How are Medical Records Gathered by the Social Security Administration?

Winning Social Security Disability benefits can be an arduous process but with a little information and effort there are some simple things the claimant can do to facilitate the process. One of the most time consuming tasks for the Social Security Administration is gathering medical records for each Social Security Disability applicant. Understanding the data gathering process and helping out where possible can expedite the Social Security decision making process.

  1. The first step in the Social Security Disability application process is for the applicant or claimant to submit their Social Security Disability Insurance (SSDI) or Supplemental Security Income (SSI) application to the Social Security Administration. Applications can be completed over the phone, in person or online. Claimants who wish to meet a Social Security Representative in person will go to the Social Security Administration’s nearest field office. Appointments should be made in advance.

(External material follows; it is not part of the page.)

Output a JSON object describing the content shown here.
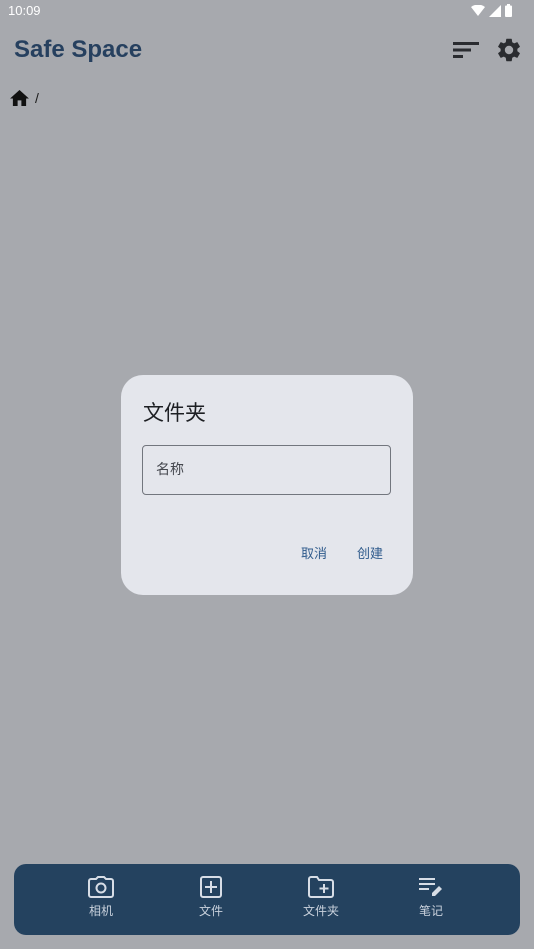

  2. The claimant’s SSDI or SSI application will evaluated by the Social Security Administration. In most states the agency who evaluates a Social Security Disability Insurance or Supplemental Security Income claim is called the DDS or Disability Determination Service.
  3. At the Disability Determination Service office the SSI or SSDI claim is assigned to a disability examiner. The disability examiner is responsible for sending out requests to all of the applicant’s medical providers who were listed on the application for medical information for the claimant. The M.E.R. requests or medical evidence of record requests should be completed by each doctor, clinic and hospital as soon as possible and sent back to the Social Security Administration for review. It is extremely important that the disability claimant provide an accurate and complete list of all medical personnel and clinics that have provided medical care for their disabling health conditions.

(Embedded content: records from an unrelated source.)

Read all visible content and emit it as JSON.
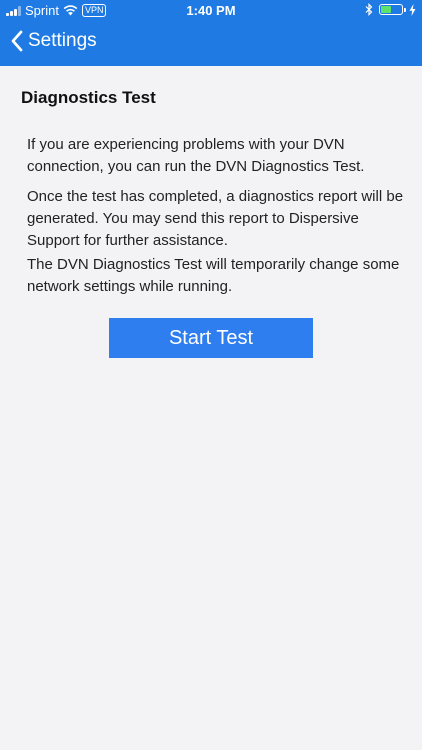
{
  "status_bar": {
    "carrier": "Sprint",
    "vpn_label": "VPN",
    "time": "1:40 PM",
    "battery_fraction": 0.55,
    "icons": [
      "signal-icon",
      "wifi-icon",
      "vpn-icon",
      "bluetooth-icon",
      "battery-icon",
      "charging-icon"
    ]
  },
  "nav": {
    "back_label": "Settings",
    "back_icon": "chevron-left-icon"
  },
  "page": {
    "title": "Diagnostics Test",
    "paragraphs": [
      "If you are experiencing problems with your DVN connection, you can run the DVN Diagnostics Test.",
      "Once the test has completed, a diagnostics report will be generated. You may send this report to Dispersive Support for further assistance.",
      "The DVN Diagnostics Test will temporarily change some network settings while running."
    ],
    "start_button_label": "Start Test"
  },
  "colors": {
    "nav_bar": "#1f7be3",
    "button": "#2e7ef0",
    "background": "#f3f3f6",
    "battery_fill": "#5ee26b"
  }
}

  4. The claimant’s disability case is considered “on hold” until the medical records are received and the evaluation for the Social Security Disability case can continue. Unfortunately, gathering medical records can be the most time-consuming part of the disability evaluation process and can take weeks or months. The disability examiner, who is evaluated on the number of cases they can get closed, generally makes every effort to gather records as fast as possible. Claimants who are able to provide their own medical records to the examiner may eliminate this step and expedite the decision for Social Security Disability benefits.

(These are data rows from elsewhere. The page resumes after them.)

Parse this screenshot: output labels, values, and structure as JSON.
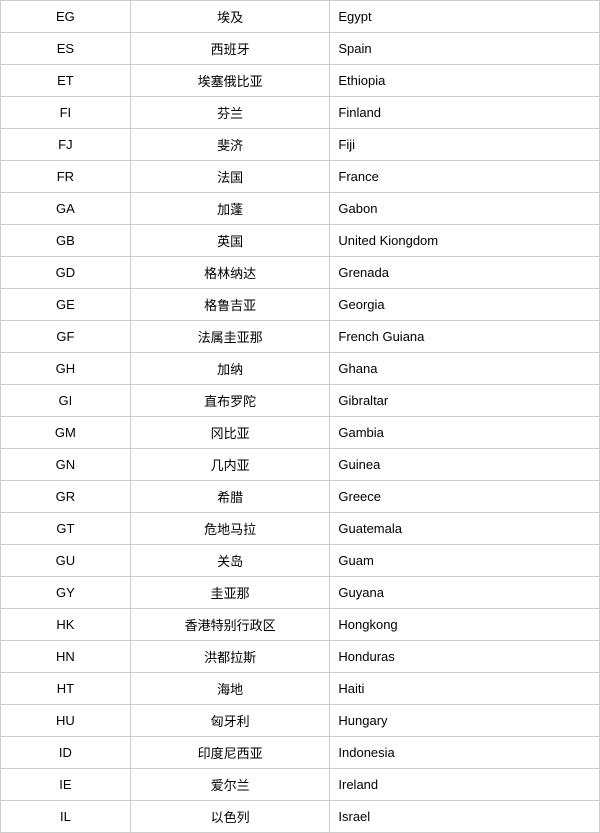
{
  "table": {
    "rows": [
      {
        "code": "EG",
        "chinese": "埃及",
        "english": "Egypt"
      },
      {
        "code": "ES",
        "chinese": "西班牙",
        "english": "Spain"
      },
      {
        "code": "ET",
        "chinese": "埃塞俄比亚",
        "english": "Ethiopia"
      },
      {
        "code": "FI",
        "chinese": "芬兰",
        "english": "Finland"
      },
      {
        "code": "FJ",
        "chinese": "斐济",
        "english": "Fiji"
      },
      {
        "code": "FR",
        "chinese": "法国",
        "english": "France"
      },
      {
        "code": "GA",
        "chinese": "加蓬",
        "english": "Gabon"
      },
      {
        "code": "GB",
        "chinese": "英国",
        "english": "United Kiongdom"
      },
      {
        "code": "GD",
        "chinese": "格林纳达",
        "english": "Grenada"
      },
      {
        "code": "GE",
        "chinese": "格鲁吉亚",
        "english": "Georgia"
      },
      {
        "code": "GF",
        "chinese": "法属圭亚那",
        "english": "French Guiana"
      },
      {
        "code": "GH",
        "chinese": "加纳",
        "english": "Ghana"
      },
      {
        "code": "GI",
        "chinese": "直布罗陀",
        "english": "Gibraltar"
      },
      {
        "code": "GM",
        "chinese": "冈比亚",
        "english": "Gambia"
      },
      {
        "code": "GN",
        "chinese": "几内亚",
        "english": "Guinea"
      },
      {
        "code": "GR",
        "chinese": "希腊",
        "english": "Greece"
      },
      {
        "code": "GT",
        "chinese": "危地马拉",
        "english": "Guatemala"
      },
      {
        "code": "GU",
        "chinese": "关岛",
        "english": "Guam"
      },
      {
        "code": "GY",
        "chinese": "圭亚那",
        "english": "Guyana"
      },
      {
        "code": "HK",
        "chinese": "香港特别行政区",
        "english": "Hongkong"
      },
      {
        "code": "HN",
        "chinese": "洪都拉斯",
        "english": "Honduras"
      },
      {
        "code": "HT",
        "chinese": "海地",
        "english": "Haiti"
      },
      {
        "code": "HU",
        "chinese": "匈牙利",
        "english": "Hungary"
      },
      {
        "code": "ID",
        "chinese": "印度尼西亚",
        "english": "Indonesia"
      },
      {
        "code": "IE",
        "chinese": "爱尔兰",
        "english": "Ireland"
      },
      {
        "code": "IL",
        "chinese": "以色列",
        "english": "Israel"
      }
    ]
  }
}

  5. After the disability examiner receives the claimant’s medical records they will begin to evaluate the claimant’s Social Security Disability claim and make a determination of whether or not they are physically or mentally impaired and unable to work.

Every claimant wants to know “what can I do?” The answer is very simple, do everything you can to make sure the disability examiner has accurate and complete medical records to make your disability determination. If you have copies of your medical records they can be sent to the disability examiner. Review your medical records and make sure they accurately reflect your current medical condition. Hiring a Social Security Disability attorney may also help. Social Security Disability lawyers can gather medical records and request statements from your doctors which outline your medical conditions and any residual function capacities you may have to continue working.

Do not stop going to the doctor. Receiving Social Security Disability benefits can be a lengthy process. Keep going to the doctor for your mental and physical health conditions. Continuous medical care is imperative and can provide evidence that your condition is serious and you are dedicated to getting the medical treatment you need.